A decade before Newark's first
experimental radio station started broadcasting in Newark, a newspaper was
published in Newark called the Telephone Herald, which was not printed on paper.
It was delivered to subscribers through leased telephone lines.
For a yearly fee of $18, or five
cents a day, the subscriber got a telephone headset which ground out one
continuous edition all day from 8 o'clock in the morning until 10:30 at night.1
It operated seven days a week with
news constantly on tap. It was unlike a regular telephone in that it only
carried messages in one direction.
The company organized to introduce
this new service in Newark as a test city was The New Jersey Telephone Herald
Company, with offices and studios at 29 Clinton Street.
Broadcast Offices Like Newspaper City Room
Its broadcast headquarters had all
the makings of a 1911 traditional newspaper city room ... a barn-like room,
meagerly furnished, with a couple of editors smoking cigarettes and checking
local evening papers, correspondents messages, and telephone messages for
Everything broadcast was
classified and sent out over the wires according to an exact schedule,2
so that the subscriber to the Telephone Herald always knew in advance what he or
she would hear if they picked up the phone headset at any hour of the day or
Whistle Alerts to Breaking News
When there was a breaking news
story, the programming would be interrupted by the blowing of a whistle to alert
subscribers that a special news bulletin was to follow. After the bulletin
was read, the regular program would then be resumed.
While the emphasis was on news
during the day, in the evening, the Telephone Herald became an entertainment
medium furnishing varied programs of instrumental music, songs, recitals,
lectures, or anything else that could be carried through a telephone wire.
Successful 1911 Presentation

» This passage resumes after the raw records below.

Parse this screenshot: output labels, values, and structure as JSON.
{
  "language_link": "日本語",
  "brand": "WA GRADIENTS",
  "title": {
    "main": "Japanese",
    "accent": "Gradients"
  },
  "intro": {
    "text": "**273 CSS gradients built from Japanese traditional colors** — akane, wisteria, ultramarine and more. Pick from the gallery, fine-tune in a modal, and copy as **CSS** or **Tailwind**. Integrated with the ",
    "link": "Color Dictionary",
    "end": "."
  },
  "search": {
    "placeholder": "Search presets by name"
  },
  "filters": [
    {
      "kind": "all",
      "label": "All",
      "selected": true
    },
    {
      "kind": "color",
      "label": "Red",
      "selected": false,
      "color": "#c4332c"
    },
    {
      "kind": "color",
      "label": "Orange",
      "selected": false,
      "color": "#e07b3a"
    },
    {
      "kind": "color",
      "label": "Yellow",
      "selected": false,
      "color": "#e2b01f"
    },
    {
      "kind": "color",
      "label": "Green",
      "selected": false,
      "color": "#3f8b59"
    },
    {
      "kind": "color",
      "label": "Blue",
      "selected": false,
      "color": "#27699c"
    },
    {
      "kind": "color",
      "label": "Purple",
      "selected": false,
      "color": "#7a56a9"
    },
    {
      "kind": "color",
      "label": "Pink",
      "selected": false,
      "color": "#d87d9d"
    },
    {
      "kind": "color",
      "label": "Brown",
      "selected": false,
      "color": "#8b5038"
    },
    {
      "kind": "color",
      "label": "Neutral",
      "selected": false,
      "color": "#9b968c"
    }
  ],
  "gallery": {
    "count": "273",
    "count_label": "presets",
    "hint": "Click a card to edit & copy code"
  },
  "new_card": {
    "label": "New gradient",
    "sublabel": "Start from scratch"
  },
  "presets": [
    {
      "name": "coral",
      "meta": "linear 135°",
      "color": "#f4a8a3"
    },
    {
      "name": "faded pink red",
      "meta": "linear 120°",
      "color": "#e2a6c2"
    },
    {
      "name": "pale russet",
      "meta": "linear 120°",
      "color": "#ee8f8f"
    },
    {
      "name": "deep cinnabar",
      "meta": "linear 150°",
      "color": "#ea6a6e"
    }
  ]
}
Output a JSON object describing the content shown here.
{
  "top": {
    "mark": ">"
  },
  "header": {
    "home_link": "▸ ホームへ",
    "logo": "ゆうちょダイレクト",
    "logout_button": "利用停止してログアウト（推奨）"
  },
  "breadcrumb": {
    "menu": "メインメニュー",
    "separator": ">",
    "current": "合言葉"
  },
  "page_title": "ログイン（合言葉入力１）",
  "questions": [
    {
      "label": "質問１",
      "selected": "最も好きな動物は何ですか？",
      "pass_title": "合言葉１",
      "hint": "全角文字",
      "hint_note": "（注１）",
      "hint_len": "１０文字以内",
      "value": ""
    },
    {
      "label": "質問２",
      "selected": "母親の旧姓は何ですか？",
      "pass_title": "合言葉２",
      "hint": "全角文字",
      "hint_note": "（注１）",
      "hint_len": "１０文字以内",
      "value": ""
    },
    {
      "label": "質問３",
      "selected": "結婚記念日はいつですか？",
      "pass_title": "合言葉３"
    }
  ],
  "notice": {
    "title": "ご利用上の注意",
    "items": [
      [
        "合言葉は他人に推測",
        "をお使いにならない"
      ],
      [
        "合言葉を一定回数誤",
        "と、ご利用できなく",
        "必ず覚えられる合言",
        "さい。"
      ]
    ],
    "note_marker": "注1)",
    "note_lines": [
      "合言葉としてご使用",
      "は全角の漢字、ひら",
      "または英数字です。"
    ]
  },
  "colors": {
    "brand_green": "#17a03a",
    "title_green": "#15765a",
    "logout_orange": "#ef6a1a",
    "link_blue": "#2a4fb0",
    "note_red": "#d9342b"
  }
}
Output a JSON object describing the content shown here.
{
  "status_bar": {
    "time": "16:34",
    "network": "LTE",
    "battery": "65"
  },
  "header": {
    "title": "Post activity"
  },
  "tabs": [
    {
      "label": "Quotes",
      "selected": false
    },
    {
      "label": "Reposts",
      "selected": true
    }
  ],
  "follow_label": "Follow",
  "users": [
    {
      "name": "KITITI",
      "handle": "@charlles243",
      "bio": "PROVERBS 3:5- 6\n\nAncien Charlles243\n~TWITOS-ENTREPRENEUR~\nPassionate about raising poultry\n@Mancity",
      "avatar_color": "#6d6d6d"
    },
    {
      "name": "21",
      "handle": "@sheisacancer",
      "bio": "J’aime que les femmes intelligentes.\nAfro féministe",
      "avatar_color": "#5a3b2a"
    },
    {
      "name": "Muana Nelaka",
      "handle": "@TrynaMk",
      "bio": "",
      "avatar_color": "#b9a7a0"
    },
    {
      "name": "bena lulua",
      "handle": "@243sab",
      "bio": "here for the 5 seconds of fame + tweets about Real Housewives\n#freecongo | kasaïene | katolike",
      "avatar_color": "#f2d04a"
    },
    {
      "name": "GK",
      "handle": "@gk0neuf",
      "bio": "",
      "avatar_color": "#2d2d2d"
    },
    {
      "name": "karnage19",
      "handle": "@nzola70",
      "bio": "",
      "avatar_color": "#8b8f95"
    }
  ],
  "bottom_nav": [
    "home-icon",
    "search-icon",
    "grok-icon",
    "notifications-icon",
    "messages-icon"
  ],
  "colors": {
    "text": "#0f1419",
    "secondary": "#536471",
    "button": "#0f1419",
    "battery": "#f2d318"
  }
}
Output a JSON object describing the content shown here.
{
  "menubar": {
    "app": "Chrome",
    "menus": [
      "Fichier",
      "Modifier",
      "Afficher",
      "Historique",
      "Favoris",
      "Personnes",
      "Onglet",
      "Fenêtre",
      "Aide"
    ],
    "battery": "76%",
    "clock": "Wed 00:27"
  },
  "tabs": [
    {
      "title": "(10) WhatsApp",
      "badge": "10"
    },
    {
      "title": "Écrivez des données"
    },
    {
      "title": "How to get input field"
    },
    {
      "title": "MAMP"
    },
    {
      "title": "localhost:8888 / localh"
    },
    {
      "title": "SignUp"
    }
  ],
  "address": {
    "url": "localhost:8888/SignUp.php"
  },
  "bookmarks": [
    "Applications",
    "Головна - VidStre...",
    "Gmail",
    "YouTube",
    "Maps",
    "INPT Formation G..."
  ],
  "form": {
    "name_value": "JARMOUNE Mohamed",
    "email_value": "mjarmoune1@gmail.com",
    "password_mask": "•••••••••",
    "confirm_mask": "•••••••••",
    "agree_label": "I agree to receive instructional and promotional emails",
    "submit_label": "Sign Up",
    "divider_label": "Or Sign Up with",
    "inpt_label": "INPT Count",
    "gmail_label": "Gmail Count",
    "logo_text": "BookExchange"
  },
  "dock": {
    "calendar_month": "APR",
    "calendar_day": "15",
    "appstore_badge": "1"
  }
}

One of the more successful
presentations in 1911 on the Telephone Herald was the engagement of Howard Garis
to write a series of original children's stories and read them over the wire.
Garis had earlier achieved great success at the Newark Evening News with his
creation of a daily feature for children called "Uncle Wiggily."
Such was the success of the Garis
presentations that 40 of them were collected into two books published in 1912,
the first "Three Little Trippertrots--Adventure Number One" and the second with
the same title and "Adventure Number Two."
The collection and gathering of
the news for the Telephone Herald was very similar to that of the local print
newspapers, but editing was performed very rapidly on long narrow strips of
paper, called galley slips to be read into a "double receiver" (microphone),
with the reading done by the stentor (announcer).
A good stentor could read for
about ten minutes before his voice gave out, and a waiting replacement would
then take over.
Beginning and End of Experiment
The Telephone Herald was
introduced in Newark in 1911 and by late in 1912 had grown to over 5,000
However, the system was hampered
by the fact that it could not operate from a speaker in the subscriber's home --
only from headphones and the musical sounds were of poor quality, and there were
numerous subscriber cancellations.
As a result of these problems the
system died in December 1912.
It would take another decade
before individual radio stations would begin to match the full range of programs
which had been available in 1911 and 192 to subscribers of the Telephone Herald.
Email this memory to a friend.
* * *